Two of my good friends recently had their first baby (yay!). In addition to this little ball of adorable, they also have a few fluffy four-legged kids too. Now if two dogs, a cat and newborn sounds like a handful, their dogs, Violet and Prim, are also both special needs dogs. Both dogs are blind. To help decrease a bit of stress (and hopefully increase sleep) I’ve been watching Prim for two weeks now.
Prim was originally rescued from Missouri. While playing at the park a couple watched a car drive up, set little Prim on the ground and drive away. When the soon-to-be-rescuer got up to little Prim, the could see both of her eyes were completely destroyed. One was severely infected and the other was barely even connected anymore, plus she had a severe case of mange (a skin disease) which had made her lose most of her hair. The rescuer immediately scooped her up and took her to a local rescue. In order to save her life, Prim suddenly lost both her eyes and became blind.
Much like people, each dog handles disabilities different. Violet, their other blind adoption, is like a bull in a china shop. She doesn’t let her disability slow her down in the least. She knows all the key things blind dogs need to know: “step-up”/”step-down” (for navigating stairs), “careful” (for avoiding obstacles), how to give into lead pressure (to be guided via gentle pressure on the leash) and a few bonus behaviors like sit and shake. When at the dog park, she takes off after whatever smell hits her first and will wander for hours chasing scents.
Prim is different. Prim is more cautious. She freezes when she is put into a new place. And it takes here a good week or so to have the courage to explore a new area. She startles easily and has difficulty navigating around. She resists giving into any sort of lead pressure and thus has been unable to be walked. After a follow up vet appointment to help treat the mange, my friends and the vets also determined she’s mostly deaf too.
So what can we do for this adorable fluff?
In our last blog, we talked about enrichment and a few things you can do to make sure your dog/s are getting the stimulation and activity they need too. But what about little Prim? She’s lost lost two key senses: sight and hearing. Sounds like it’s time to get creative!
First, we need to focus on key sense Prim has that does work. Smell is the strongest sense a dog has.
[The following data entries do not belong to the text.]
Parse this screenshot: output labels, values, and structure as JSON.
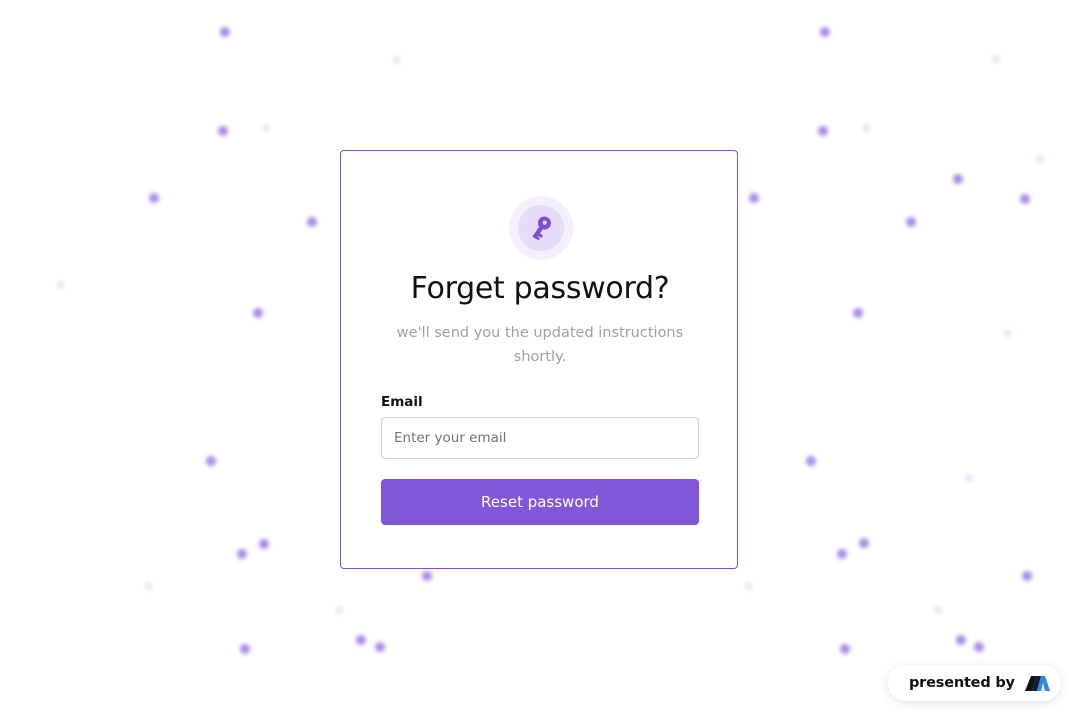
{
  "card": {
    "title": "Forget password?",
    "subtitle": "we'll send you the updated instructions shortly.",
    "icon": "key-icon"
  },
  "form": {
    "email_label": "Email",
    "email_placeholder": "Enter your email",
    "email_value": "",
    "submit_label": "Reset password"
  },
  "badge": {
    "text": "presented by",
    "logo_icon": "brand-logo-icon"
  },
  "colors": {
    "accent": "#8057d9",
    "card_border": "#7b4fd6",
    "subtitle": "#9aa0ad",
    "dots": "#8b5fe0"
  }
}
It’s somewhere between 10,000 and 100,000 times better than ours, which is statistic I can’t even begin to fathom. Taste also is closely tied to smell and as Prim munches down her dog food with as much vigor as a small fluff can, I can tell you that sense works very well too. 🙂
At work, I started taking a single USA made <<chicken strips>> and tearing it into the smallest pieces I possibly can. I’m talking like 1/3 of a dime in size here. And then I sprinkle them all over the floor. Believe it or not, Prim tracks down Every Single One. And it takes her about 20-30 minutes to consume what was originally a two bite chicken strip. Her tail wags like crazy the entire time. We’ve taken a simple boring two second activity, and turned it into a brain engaging, stimulating quest for chicken bits!
The second thing we can do is change her environment to make it more accommodating to her disability. While Prim was visiting I set her up with a little den in the living room. I put a uniquely textured rug (the only one of its kind in the house) in front of it and every single time I brought her into the house from somewhere I would place her here in the same exactly orientation. This serves two purposes, it allows her to identify where she is at, and marks her “entrance” to her little cave. The den also provides protection on three sides so she can feel safe & secure inside it. I also put a small diffuser above the crate with some lavender scent. This way, she knows the strong smell of lavender = her house.
The last thing we started working on was beginning preparations for a walk. In the last few days she’s started to explore the house and sometimes ends up in different places when it was time for dinner. I’d prep her food and set it above her crate then head off to go find Prim. I’d put my hands under her front arm pits (where a harness would rest) and gently encourage her to walk forward. When she did, she gets lots of high pitch praise (the one thing she can sorta here) and some good butt scratches. When we, finally, made it back to her doggie den, she’d be jackpotted with an entire bowl of delicious dinner!
The one major thing I did struggle with was how to wake Prim up. She’s a VERY heavy sleeper and not even high pitch sounds would wake her from her snoring slumber. I tried tapping on the ground, even stomping heavily as I would walk up to her but even that would only sometimes wake her up. And oftentimes she’d show stress signals at being startled awake, like a lip lick. Finally as I laid on the ground outside her den wracking my brain… Prim just woke up, tail thumping against the back of the crate. I was super confused. Can you guess what I did?
I breathed on her. And again, her noses KNOWS it was me and woke her up gradually without any stress signals. Yay!
All in all, having Prim visit with me for two weeks was a delight. It challenged my dog trainer mind to think outside the box to help meet her needs. It encouraged me to slow down and let her think, as with her limited senses it takes her a few extra seconds to understand what I was asking her to do. Special needs dogs are just as enriching to our own lives as able-bodied dogs, and I know this little fluff has definitely buried her way into my heart!